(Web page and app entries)

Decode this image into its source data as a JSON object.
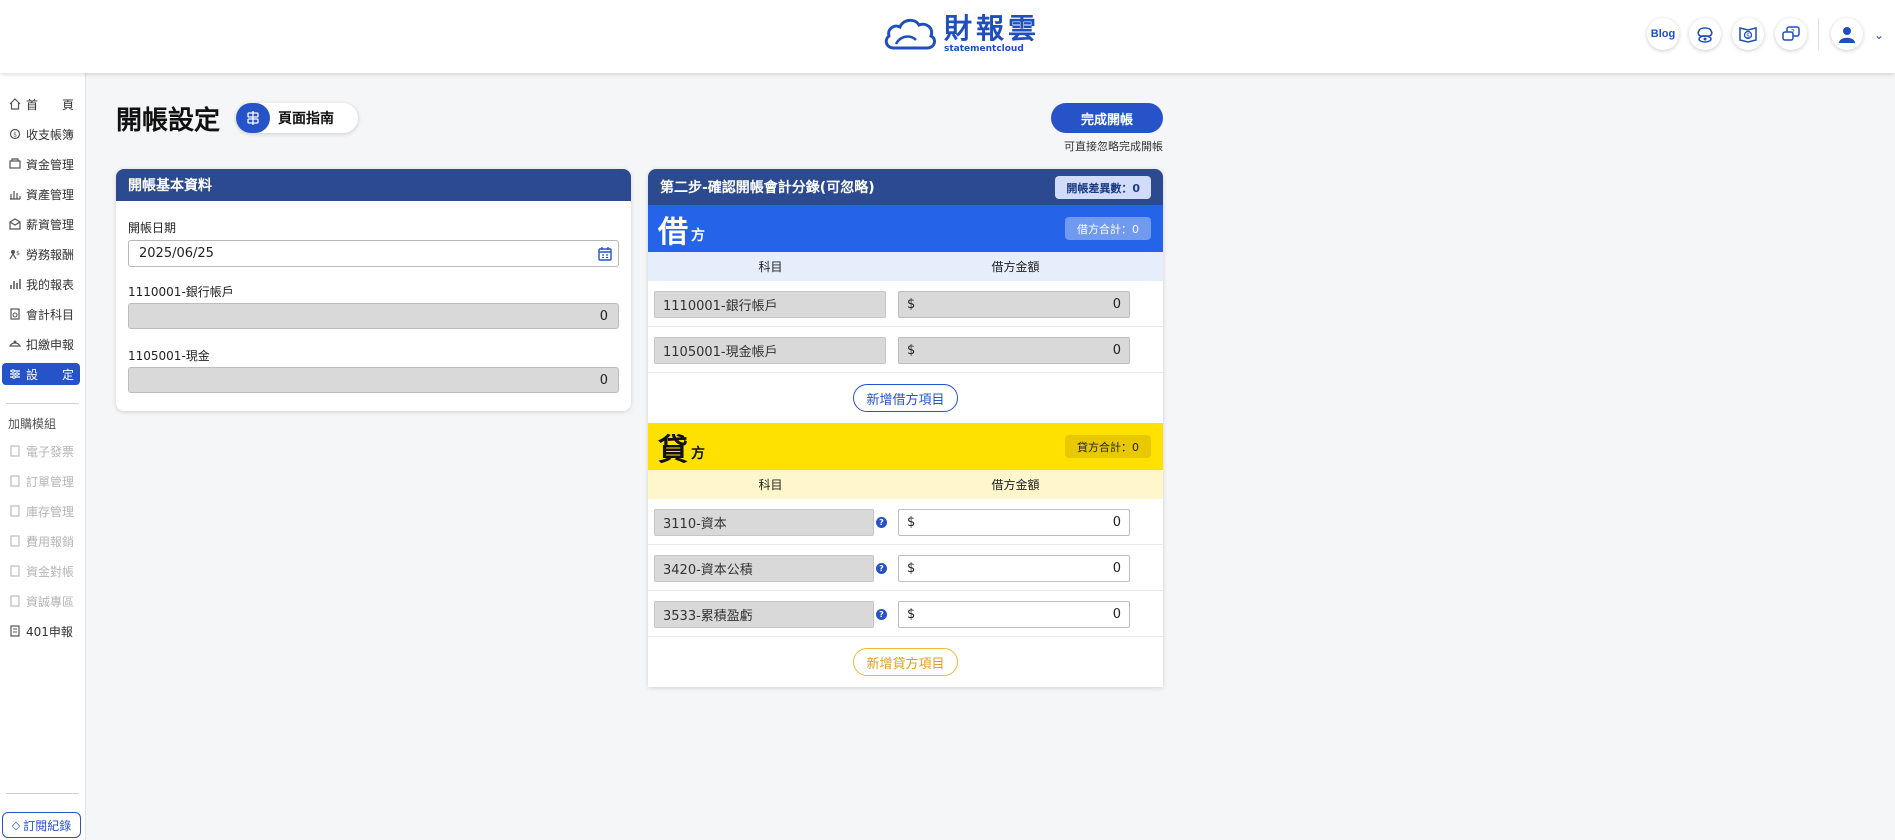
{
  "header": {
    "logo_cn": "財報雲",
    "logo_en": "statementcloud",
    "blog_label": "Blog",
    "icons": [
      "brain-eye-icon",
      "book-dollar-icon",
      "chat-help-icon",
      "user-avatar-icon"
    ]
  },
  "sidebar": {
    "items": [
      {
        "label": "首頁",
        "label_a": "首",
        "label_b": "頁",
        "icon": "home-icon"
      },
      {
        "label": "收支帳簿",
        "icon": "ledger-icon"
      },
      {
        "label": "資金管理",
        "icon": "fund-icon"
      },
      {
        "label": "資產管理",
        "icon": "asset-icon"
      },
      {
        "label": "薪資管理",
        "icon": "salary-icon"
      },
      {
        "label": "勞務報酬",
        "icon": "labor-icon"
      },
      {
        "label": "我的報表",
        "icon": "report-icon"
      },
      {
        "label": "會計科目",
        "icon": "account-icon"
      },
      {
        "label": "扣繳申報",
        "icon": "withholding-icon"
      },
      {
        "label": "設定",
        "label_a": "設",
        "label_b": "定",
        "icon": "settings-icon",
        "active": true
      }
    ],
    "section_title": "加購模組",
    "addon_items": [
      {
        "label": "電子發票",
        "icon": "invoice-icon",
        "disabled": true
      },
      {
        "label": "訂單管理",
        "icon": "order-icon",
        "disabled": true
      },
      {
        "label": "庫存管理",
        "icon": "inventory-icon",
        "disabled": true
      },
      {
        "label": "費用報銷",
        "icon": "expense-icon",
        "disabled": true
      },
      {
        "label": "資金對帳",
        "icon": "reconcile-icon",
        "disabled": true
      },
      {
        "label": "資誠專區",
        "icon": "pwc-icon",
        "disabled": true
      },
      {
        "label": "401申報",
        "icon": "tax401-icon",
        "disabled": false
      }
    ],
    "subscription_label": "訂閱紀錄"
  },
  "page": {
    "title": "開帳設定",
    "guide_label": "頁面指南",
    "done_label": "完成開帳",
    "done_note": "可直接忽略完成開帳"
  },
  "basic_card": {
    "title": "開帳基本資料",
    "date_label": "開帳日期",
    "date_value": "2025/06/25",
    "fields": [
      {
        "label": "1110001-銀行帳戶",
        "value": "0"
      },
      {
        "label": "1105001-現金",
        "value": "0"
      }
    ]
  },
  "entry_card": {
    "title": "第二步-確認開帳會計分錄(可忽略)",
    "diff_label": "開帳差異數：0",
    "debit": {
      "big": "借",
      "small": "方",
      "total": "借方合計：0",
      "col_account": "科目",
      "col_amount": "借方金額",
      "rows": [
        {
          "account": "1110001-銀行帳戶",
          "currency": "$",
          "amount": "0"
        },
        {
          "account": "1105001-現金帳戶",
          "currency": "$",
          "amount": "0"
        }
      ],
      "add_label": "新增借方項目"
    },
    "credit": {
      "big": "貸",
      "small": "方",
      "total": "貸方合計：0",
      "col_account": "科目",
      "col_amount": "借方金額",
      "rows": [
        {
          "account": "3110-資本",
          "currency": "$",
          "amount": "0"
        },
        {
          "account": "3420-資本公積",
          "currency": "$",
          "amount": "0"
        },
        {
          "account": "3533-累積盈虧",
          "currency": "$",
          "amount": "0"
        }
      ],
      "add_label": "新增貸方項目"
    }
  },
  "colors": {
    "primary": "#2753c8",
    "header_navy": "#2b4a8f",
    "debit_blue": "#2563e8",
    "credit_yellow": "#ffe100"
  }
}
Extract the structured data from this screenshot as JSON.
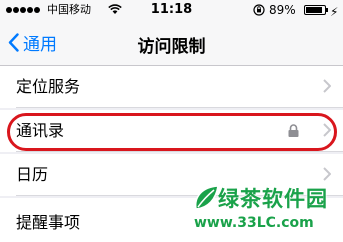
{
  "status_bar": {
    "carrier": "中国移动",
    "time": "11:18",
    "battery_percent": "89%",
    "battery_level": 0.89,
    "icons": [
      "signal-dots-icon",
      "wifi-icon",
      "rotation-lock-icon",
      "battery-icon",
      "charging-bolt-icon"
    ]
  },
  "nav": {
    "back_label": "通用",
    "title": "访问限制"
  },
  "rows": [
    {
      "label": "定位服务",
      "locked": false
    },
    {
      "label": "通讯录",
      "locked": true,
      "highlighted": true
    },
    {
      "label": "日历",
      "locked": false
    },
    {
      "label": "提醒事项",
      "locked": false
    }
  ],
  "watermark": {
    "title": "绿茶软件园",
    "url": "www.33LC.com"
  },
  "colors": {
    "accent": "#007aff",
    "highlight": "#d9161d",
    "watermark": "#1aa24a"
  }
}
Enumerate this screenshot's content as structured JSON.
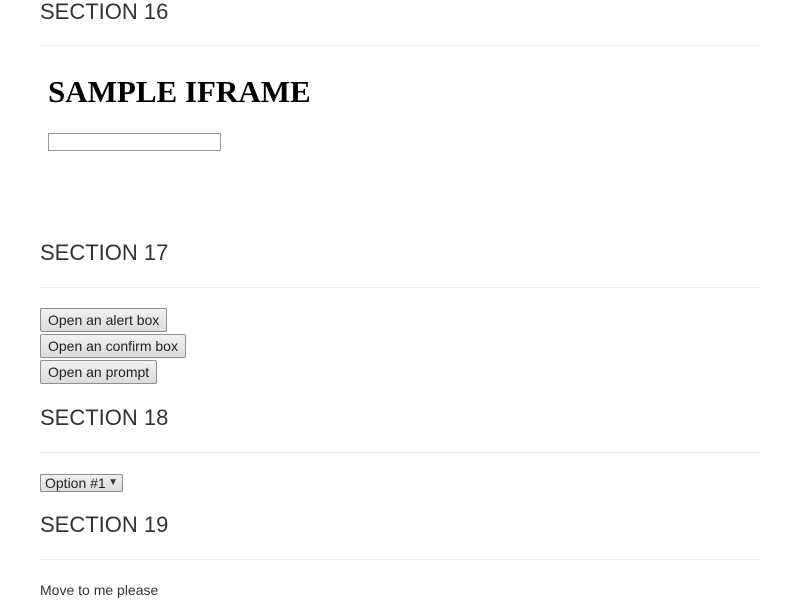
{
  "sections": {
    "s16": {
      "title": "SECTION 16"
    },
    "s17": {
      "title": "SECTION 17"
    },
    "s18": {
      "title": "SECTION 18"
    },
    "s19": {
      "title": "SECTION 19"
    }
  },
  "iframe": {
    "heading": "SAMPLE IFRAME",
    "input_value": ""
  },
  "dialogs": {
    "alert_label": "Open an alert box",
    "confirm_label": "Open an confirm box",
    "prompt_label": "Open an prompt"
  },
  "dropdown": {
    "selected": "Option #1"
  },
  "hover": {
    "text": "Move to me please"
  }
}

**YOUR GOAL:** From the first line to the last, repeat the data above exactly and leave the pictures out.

**WRITTEN SOLUTION:**
Decode this image into its source data as a JSON object.
{
  "header": {
    "logo_cn": "財報雲",
    "logo_en": "statementcloud",
    "blog_label": "Blog",
    "icons": [
      "brain-eye-icon",
      "book-dollar-icon",
      "chat-help-icon",
      "user-avatar-icon"
    ]
  },
  "sidebar": {
    "items": [
      {
        "label": "首頁",
        "label_a": "首",
        "label_b": "頁",
        "icon": "home-icon"
      },
      {
        "label": "收支帳簿",
        "icon": "ledger-icon"
      },
      {
        "label": "資金管理",
        "icon": "fund-icon"
      },
      {
        "label": "資產管理",
        "icon": "asset-icon"
      },
      {
        "label": "薪資管理",
        "icon": "salary-icon"
      },
      {
        "label": "勞務報酬",
        "icon": "labor-icon"
      },
      {
        "label": "我的報表",
        "icon": "report-icon"
      },
      {
        "label": "會計科目",
        "icon": "account-icon"
      },
      {
        "label": "扣繳申報",
        "icon": "withholding-icon"
      },
      {
        "label": "設定",
        "label_a": "設",
        "label_b": "定",
        "icon": "settings-icon",
        "active": true
      }
    ],
    "section_title": "加購模組",
    "addon_items": [
      {
        "label": "電子發票",
        "icon": "invoice-icon",
        "disabled": true
      },
      {
        "label": "訂單管理",
        "icon": "order-icon",
        "disabled": true
      },
      {
        "label": "庫存管理",
        "icon": "inventory-icon",
        "disabled": true
      },
      {
        "label": "費用報銷",
        "icon": "expense-icon",
        "disabled": true
      },
      {
        "label": "資金對帳",
        "icon": "reconcile-icon",
        "disabled": true
      },
      {
        "label": "資誠專區",
        "icon": "pwc-icon",
        "disabled": true
      },
      {
        "label": "401申報",
        "icon": "tax401-icon",
        "disabled": false
      }
    ],
    "subscription_label": "訂閱紀錄"
  },
  "page": {
    "title": "開帳設定",
    "guide_label": "頁面指南",
    "done_label": "完成開帳",
    "done_note": "可直接忽略完成開帳"
  },
  "basic_card": {
    "title": "開帳基本資料",
    "date_label": "開帳日期",
    "date_value": "2025/06/25",
    "fields": [
      {
        "label": "1110001-銀行帳戶",
        "value": "0"
      },
      {
        "label": "1105001-現金",
        "value": "0"
      }
    ]
  },
  "entry_card": {
    "title": "第二步-確認開帳會計分錄(可忽略)",
    "diff_label": "開帳差異數：0",
    "debit": {
      "big": "借",
      "small": "方",
      "total": "借方合計：0",
      "col_account": "科目",
      "col_amount": "借方金額",
      "rows": [
        {
          "account": "1110001-銀行帳戶",
          "currency": "$",
          "amount": "0"
        },
        {
          "account": "1105001-現金帳戶",
          "currency": "$",
          "amount": "0"
        }
      ],
      "add_label": "新增借方項目"
    },
    "credit": {
      "big": "貸",
      "small": "方",
      "total": "貸方合計：0",
      "col_account": "科目",
      "col_amount": "借方金額",
      "rows": [
        {
          "account": "3110-資本",
          "currency": "$",
          "amount": "0"
        },
        {
          "account": "3420-資本公積",
          "currency": "$",
          "amount": "0"
        },
        {
          "account": "3533-累積盈虧",
          "currency": "$",
          "amount": "0"
        }
      ],
      "add_label": "新增貸方項目"
    }
  },
  "colors": {
    "primary": "#2753c8",
    "header_navy": "#2b4a8f",
    "debit_blue": "#2563e8",
    "credit_yellow": "#ffe100"
  }
}
Extract the structured data from this screenshot as JSON.
{
  "status_bar": {
    "carrier": "中国移动",
    "time": "11:18",
    "battery_percent": "89%",
    "battery_level": 0.89,
    "icons": [
      "signal-dots-icon",
      "wifi-icon",
      "rotation-lock-icon",
      "battery-icon",
      "charging-bolt-icon"
    ]
  },
  "nav": {
    "back_label": "通用",
    "title": "访问限制"
  },
  "rows": [
    {
      "label": "定位服务",
      "locked": false
    },
    {
      "label": "通讯录",
      "locked": true,
      "highlighted": true
    },
    {
      "label": "日历",
      "locked": false
    },
    {
      "label": "提醒事项",
      "locked": false
    }
  ],
  "watermark": {
    "title": "绿茶软件园",
    "url": "www.33LC.com"
  },
  "colors": {
    "accent": "#007aff",
    "highlight": "#d9161d",
    "watermark": "#1aa24a"
  }
}
Enumerate this screenshot's content as structured JSON.
{
  "sections": {
    "s16": {
      "title": "SECTION 16"
    },
    "s17": {
      "title": "SECTION 17"
    },
    "s18": {
      "title": "SECTION 18"
    },
    "s19": {
      "title": "SECTION 19"
    }
  },
  "iframe": {
    "heading": "SAMPLE IFRAME",
    "input_value": ""
  },
  "dialogs": {
    "alert_label": "Open an alert box",
    "confirm_label": "Open an confirm box",
    "prompt_label": "Open an prompt"
  },
  "dropdown": {
    "selected": "Option #1"
  },
  "hover": {
    "text": "Move to me please"
  }
}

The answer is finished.